The plans to expand detention have been heavily criticised by several Italian civil society organisations including IDC member ASGI, Antigone and the Italian Coalition for Civil Rights and Freedoms (CILD).
Patrizio Gonnella, President of CILD and Antigone, said “this debate doesn’t take into consideration the historic failure of immigration detention in Italy, as seen by international reports, numbers and judgements [LT3] ”.
Italy moved away from using immigration detention in 2014, following a national movement to close immigration detention centres, a series of protests in detention centres and revelations about inhumane conditions of detention. A number of bodies including the Senate highlighted the failings of immigration detention, which was found to be harmful, expensive and largely ineffective in effectuating returns. A Senate Committee report found that if people were detained for more than 90 days it was very unlikely that return would take place at all.
Time to develop alternatives
Despite moving away from the use of immigration detention, Italy has yet to develop effective alternatives to detention (ATD) as required by International and EU law. The EU Commission has recommended for example, that States provide individual coaching, including “systematic advice on all options for case resolution to individuals from an early stage” as an ATD in the returns context. It has recognised that repressive systems based on systematic detention are likely to be ineffective as they provide little incentive for individuals to cooperate in resolving their case.
Research findings at the international level also mirror this finding. The IDC’s handbook There Are Alternatives identifies over 250 examples of alternatives to detention worldwide, with the most effective alternatives using case management to empower individuals, ensuring that individuals are informed and are able to meet their basic needs while working towards resolution of their immigration case.
These engagement-based alternatives have been shown to be far cheaper, more humane and highly effective in terms of compliance and case resolution: producing better results for governments and individuals concerned. There a number of positive practices of community support and case-management provided to asylum seekers and irregular migrants in Italy, which could be drawn upon to develop such alternatives.
Italy has been commended for reducing its immigration detention estate and providing a model of reform for the European Union more broadly.

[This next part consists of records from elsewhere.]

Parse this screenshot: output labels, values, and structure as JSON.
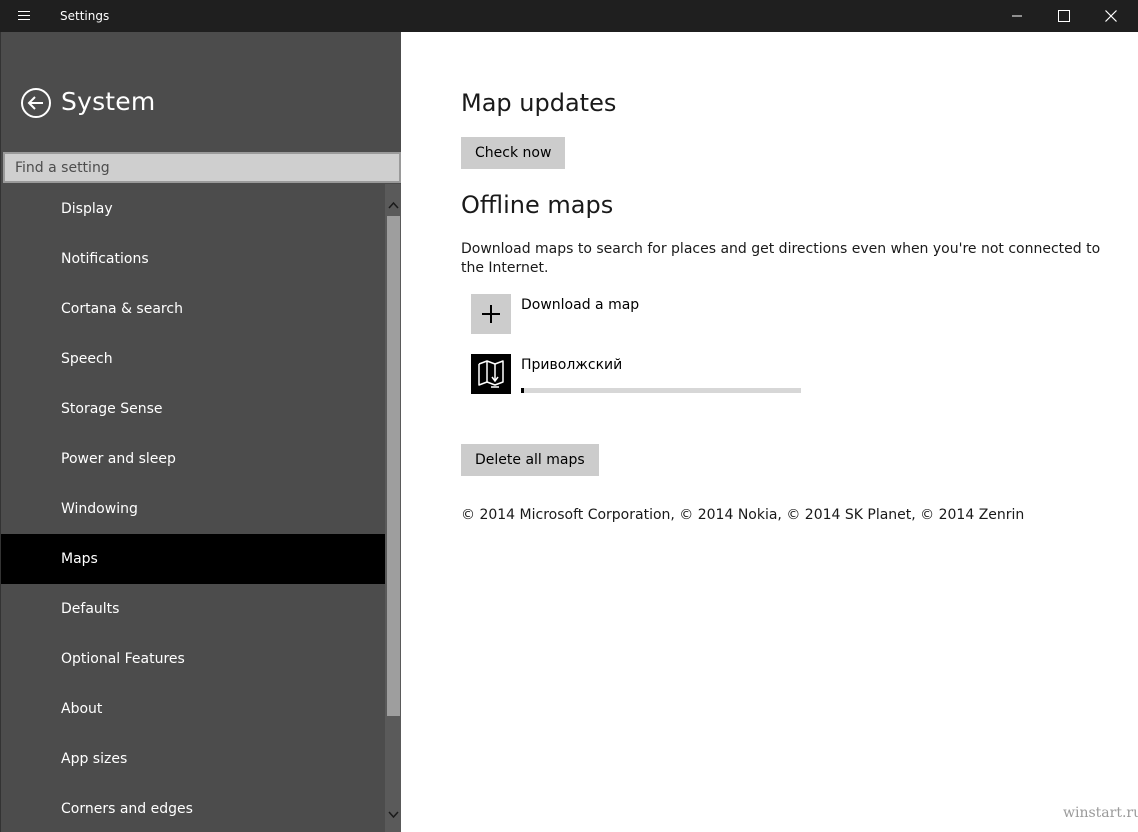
{
  "window": {
    "title": "Settings"
  },
  "sidebar": {
    "section_title": "System",
    "search_placeholder": "Find a setting",
    "items": [
      {
        "label": "Display"
      },
      {
        "label": "Notifications"
      },
      {
        "label": "Cortana & search"
      },
      {
        "label": "Speech"
      },
      {
        "label": "Storage Sense"
      },
      {
        "label": "Power and sleep"
      },
      {
        "label": "Windowing"
      },
      {
        "label": "Maps",
        "active": true
      },
      {
        "label": "Defaults"
      },
      {
        "label": "Optional Features"
      },
      {
        "label": "About"
      },
      {
        "label": "App sizes"
      },
      {
        "label": "Corners and edges"
      }
    ]
  },
  "main": {
    "map_updates_heading": "Map updates",
    "check_now_label": "Check now",
    "offline_maps_heading": "Offline maps",
    "description": "Download maps to search for places and get directions even when you're not connected to the Internet.",
    "download_map_label": "Download a map",
    "downloading_map": {
      "name": "Приволжский",
      "progress_percent": 1
    },
    "delete_all_label": "Delete all maps",
    "copyright": "© 2014 Microsoft Corporation, © 2014 Nokia, © 2014 SK Planet, © 2014 Zenrin"
  },
  "watermark": "winstart.ru",
  "icons": {
    "hamburger": "hamburger-icon",
    "minimize": "minimize-icon",
    "maximize": "maximize-icon",
    "close": "close-icon",
    "back": "back-arrow-icon",
    "add": "plus-icon",
    "map": "map-download-icon",
    "scroll_up": "chevron-up-icon",
    "scroll_down": "chevron-down-icon"
  },
  "colors": {
    "titlebar": "#1f1f1f",
    "sidebar": "#4c4c4c",
    "active_item": "#000000",
    "button": "#cccccc",
    "progress_track": "#d7d7d7"
  }
}
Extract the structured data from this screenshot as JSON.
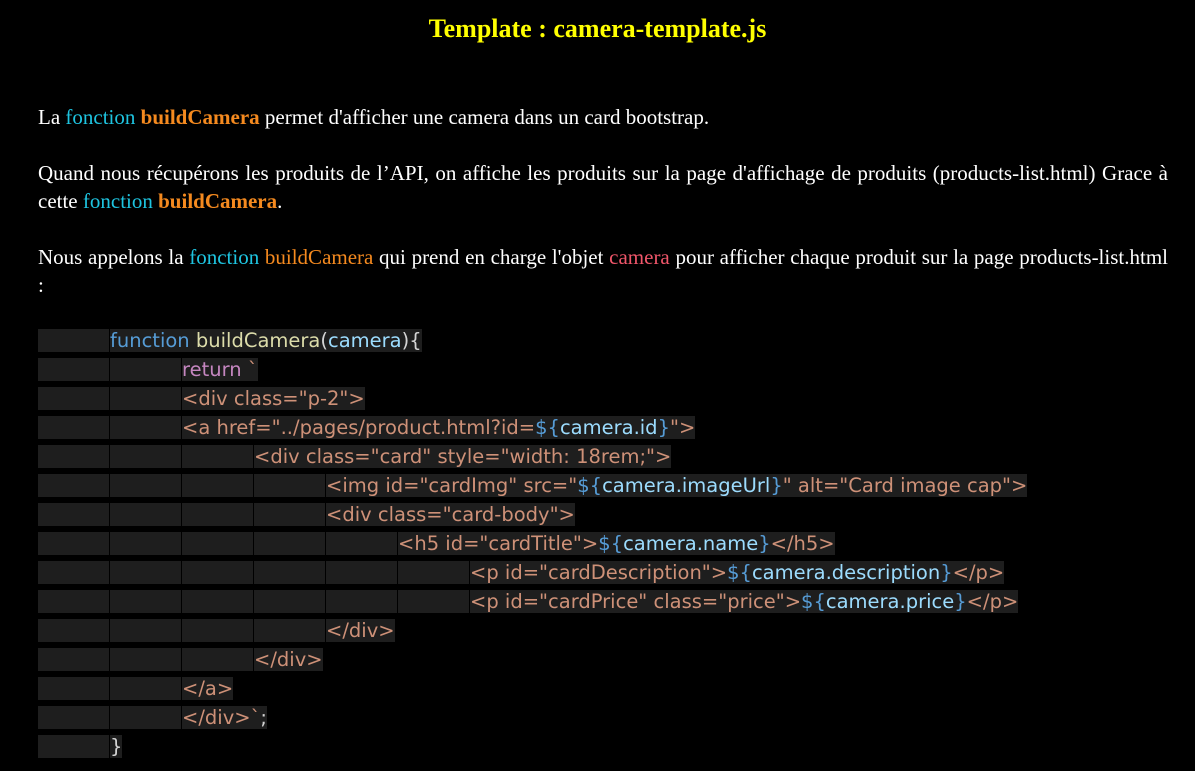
{
  "title": "Template : camera-template.js",
  "paragraph1": {
    "t1": "La ",
    "keyword": "fonction",
    "t2": " ",
    "fn": "buildCamera",
    "t3": " permet d'afficher une camera dans un card bootstrap."
  },
  "paragraph2": {
    "t1": "Quand nous récupérons les produits de l’API, on affiche les produits sur la page d'affichage de produits (products-list.html) Grace à cette ",
    "keyword": "fonction",
    "t2": " ",
    "fn": "buildCamera",
    "t3": "."
  },
  "paragraph3": {
    "t1": "Nous appelons la ",
    "keyword": "fonction",
    "t2": " ",
    "fn": "buildCamera",
    "t3": " qui prend en charge l'objet ",
    "var": "camera",
    "t4": " pour afficher chaque produit sur la page products-list.html :"
  },
  "colors": {
    "title": "#ffff00",
    "keyword": "#1ec4e0",
    "function_name": "#f58a1f",
    "object_name": "#f0566a",
    "code_background": "#1e1e1e"
  },
  "code": {
    "l1": {
      "func": "function",
      "name": "buildCamera",
      "open": "(",
      "param": "camera",
      "close": "){"
    },
    "l2": {
      "ret": "return",
      "tick": " `"
    },
    "l3": {
      "text": "<div class=\"p-2\">"
    },
    "l4": {
      "a": "<a href=\"../pages/product.html?id=",
      "t1": "${",
      "v": "camera.id",
      "t2": "}",
      "b": "\">"
    },
    "l5": {
      "text": "<div class=\"card\" style=\"width: 18rem;\">"
    },
    "l6": {
      "a": "<img id=\"cardImg\" src=\"",
      "t1": "${",
      "v": "camera.imageUrl",
      "t2": "}",
      "b": "\" alt=\"Card image cap\">"
    },
    "l7": {
      "text": "<div class=\"card-body\">"
    },
    "l8": {
      "a": "<h5 id=\"cardTitle\">",
      "t1": "${",
      "v": "camera.name",
      "t2": "}",
      "b": "</h5>"
    },
    "l9": {
      "a": "<p id=\"cardDescription\">",
      "t1": "${",
      "v": "camera.description",
      "t2": "}",
      "b": "</p>"
    },
    "l10": {
      "a": "<p id=\"cardPrice\" class=\"price\">",
      "t1": "${",
      "v": "camera.price",
      "t2": "}",
      "b": "</p>"
    },
    "l11": {
      "text": "</div>"
    },
    "l12": {
      "text": "</div>"
    },
    "l13": {
      "text": "</a>"
    },
    "l14": {
      "text": "</div>`",
      "end": ";"
    },
    "l15": {
      "text": "}"
    }
  }
}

Using alternatives to immigration detention presents an opportunity for Italy to continue providing a positive example in the region: of how to meet legitimate migration policy goals and respect the rights of migrants while ensuring immigration detention is used only exceptionally as a last resort.
De facto detention and the Khlaifia case
In December 2016, the European Court of Human Rights (ECtHR) delivered its final judgment in the case of Khlaifia and Others v. Italy, concerning the de facto detention of applicants of Tunisian origin in a reception centre in Lampedusa and subsequently on Italian military ships in 2011, prior to their removal to Tunisia.
The Grand Chamber of the ECtHR found that given the restrictions imposed on the applicants by the authorities (including police surveillance and the fact that they were not able to freely leave the reception centre or ships), the applicants were deprived of their liberty within the meaning of Article 5 of the ECHR. This deprivation of liberty was unlawful as it had no clear and accessible legal basis in Italian law and did not satisfy the general principle of legal certainty (violation of article 5 (1)).
The court found several further violations of the right to liberty and security (Article 5), including the right to be informed promptly of the reasons for arrest (Article 5 (2)) and the right judicial review of detention (Article 5 (4)), as well as a violation of the right to an effective remedy (Article 13 in conjunction with Article 3).
Italy received the largest number of arrivals in the European Union in 2016 with a reported 181,436 arrivals by sea. The Khlaifia case may have implications for the EU’s hotspot approach, which has been criticised for involving de facto detention in Italy and especially in Greece.
For Further Information:
- ECRE, Italy: Large-scale expansion of detention centres for tougher migration control (January 2017)
- CILD: Immigration Detention, what has happened over the last 20 years (January 2017)
- Associazione per gli studi giuridici sull’Immigrazione (ASGI): Il testo della circolare del Capo della Polizia del 20 dicembre 2016 (January 2017)
- Deutsche Welle, New Italian government seeks migration crackdown (December 2016)
- ECtHR (press release), Holding of irregular migrants on Lampedusa and on ships in Palermo harbor (December 2016)
- Francesca Cancellaro, The New Face of Italian Immigration Detention: A Retreat from the Criminalisation of Migrants (Border Criminologies, March 2015)